** Opening Recorded data block **
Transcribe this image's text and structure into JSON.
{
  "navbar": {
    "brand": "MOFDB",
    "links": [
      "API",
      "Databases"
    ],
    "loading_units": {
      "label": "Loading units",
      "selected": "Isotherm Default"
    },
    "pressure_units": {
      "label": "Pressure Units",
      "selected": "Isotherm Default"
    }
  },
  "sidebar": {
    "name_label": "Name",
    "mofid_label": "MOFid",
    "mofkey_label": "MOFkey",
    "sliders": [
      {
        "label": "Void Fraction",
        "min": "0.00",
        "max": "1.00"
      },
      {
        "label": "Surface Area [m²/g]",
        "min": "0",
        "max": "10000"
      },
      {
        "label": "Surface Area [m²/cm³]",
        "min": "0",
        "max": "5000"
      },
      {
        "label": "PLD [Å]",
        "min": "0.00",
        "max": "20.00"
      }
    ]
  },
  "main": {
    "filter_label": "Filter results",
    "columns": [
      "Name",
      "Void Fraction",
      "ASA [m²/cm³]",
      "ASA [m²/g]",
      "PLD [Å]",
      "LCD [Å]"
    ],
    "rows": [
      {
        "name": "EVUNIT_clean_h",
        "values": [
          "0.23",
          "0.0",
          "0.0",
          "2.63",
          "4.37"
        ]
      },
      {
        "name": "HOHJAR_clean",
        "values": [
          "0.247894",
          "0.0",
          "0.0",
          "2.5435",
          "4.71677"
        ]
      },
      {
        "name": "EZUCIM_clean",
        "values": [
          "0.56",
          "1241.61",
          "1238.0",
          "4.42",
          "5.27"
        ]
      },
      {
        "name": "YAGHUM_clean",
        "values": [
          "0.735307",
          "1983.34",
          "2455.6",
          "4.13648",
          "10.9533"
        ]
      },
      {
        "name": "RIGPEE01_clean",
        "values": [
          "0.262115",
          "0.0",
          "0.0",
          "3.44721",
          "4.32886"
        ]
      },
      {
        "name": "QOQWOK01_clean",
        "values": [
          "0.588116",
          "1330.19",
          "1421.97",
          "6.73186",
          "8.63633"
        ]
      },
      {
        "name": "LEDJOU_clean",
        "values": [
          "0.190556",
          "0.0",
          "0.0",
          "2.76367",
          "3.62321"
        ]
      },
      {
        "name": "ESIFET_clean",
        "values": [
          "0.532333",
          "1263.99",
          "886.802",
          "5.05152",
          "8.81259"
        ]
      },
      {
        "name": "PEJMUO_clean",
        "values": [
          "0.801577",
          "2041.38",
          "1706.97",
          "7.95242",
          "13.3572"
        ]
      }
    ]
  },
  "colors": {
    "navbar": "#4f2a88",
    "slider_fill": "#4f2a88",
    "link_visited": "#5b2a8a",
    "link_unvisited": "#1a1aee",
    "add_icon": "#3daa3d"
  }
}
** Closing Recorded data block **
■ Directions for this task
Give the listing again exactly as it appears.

■ Solution
Transcribe this image's text and structure into JSON.
{
  "navbar": {
    "brand": "MOFDB",
    "links": [
      "API",
      "Databases"
    ],
    "loading_units": {
      "label": "Loading units",
      "selected": "Isotherm Default"
    },
    "pressure_units": {
      "label": "Pressure Units",
      "selected": "Isotherm Default"
    }
  },
  "sidebar": {
    "name_label": "Name",
    "mofid_label": "MOFid",
    "mofkey_label": "MOFkey",
    "sliders": [
      {
        "label": "Void Fraction",
        "min": "0.00",
        "max": "1.00"
      },
      {
        "label": "Surface Area [m²/g]",
        "min": "0",
        "max": "10000"
      },
      {
        "label": "Surface Area [m²/cm³]",
        "min": "0",
        "max": "5000"
      },
      {
        "label": "PLD [Å]",
        "min": "0.00",
        "max": "20.00"
      }
    ]
  },
  "main": {
    "filter_label": "Filter results",
    "columns": [
      "Name",
      "Void Fraction",
      "ASA [m²/cm³]",
      "ASA [m²/g]",
      "PLD [Å]",
      "LCD [Å]"
    ],
    "rows": [
      {
        "name": "EVUNIT_clean_h",
        "values": [
          "0.23",
          "0.0",
          "0.0",
          "2.63",
          "4.37"
        ]
      },
      {
        "name": "HOHJAR_clean",
        "values": [
          "0.247894",
          "0.0",
          "0.0",
          "2.5435",
          "4.71677"
        ]
      },
      {
        "name": "EZUCIM_clean",
        "values": [
          "0.56",
          "1241.61",
          "1238.0",
          "4.42",
          "5.27"
        ]
      },
      {
        "name": "YAGHUM_clean",
        "values": [
          "0.735307",
          "1983.34",
          "2455.6",
          "4.13648",
          "10.9533"
        ]
      },
      {
        "name": "RIGPEE01_clean",
        "values": [
          "0.262115",
          "0.0",
          "0.0",
          "3.44721",
          "4.32886"
        ]
      },
      {
        "name": "QOQWOK01_clean",
        "values": [
          "0.588116",
          "1330.19",
          "1421.97",
          "6.73186",
          "8.63633"
        ]
      },
      {
        "name": "LEDJOU_clean",
        "values": [
          "0.190556",
          "0.0",
          "0.0",
          "2.76367",
          "3.62321"
        ]
      },
      {
        "name": "ESIFET_clean",
        "values": [
          "0.532333",
          "1263.99",
          "886.802",
          "5.05152",
          "8.81259"
        ]
      },
      {
        "name": "PEJMUO_clean",
        "values": [
          "0.801577",
          "2041.38",
          "1706.97",
          "7.95242",
          "13.3572"
        ]
      }
    ]
  },
  "colors": {
    "navbar": "#4f2a88",
    "slider_fill": "#4f2a88",
    "link_visited": "#5b2a8a",
    "link_unvisited": "#1a1aee",
    "add_icon": "#3daa3d"
  }
}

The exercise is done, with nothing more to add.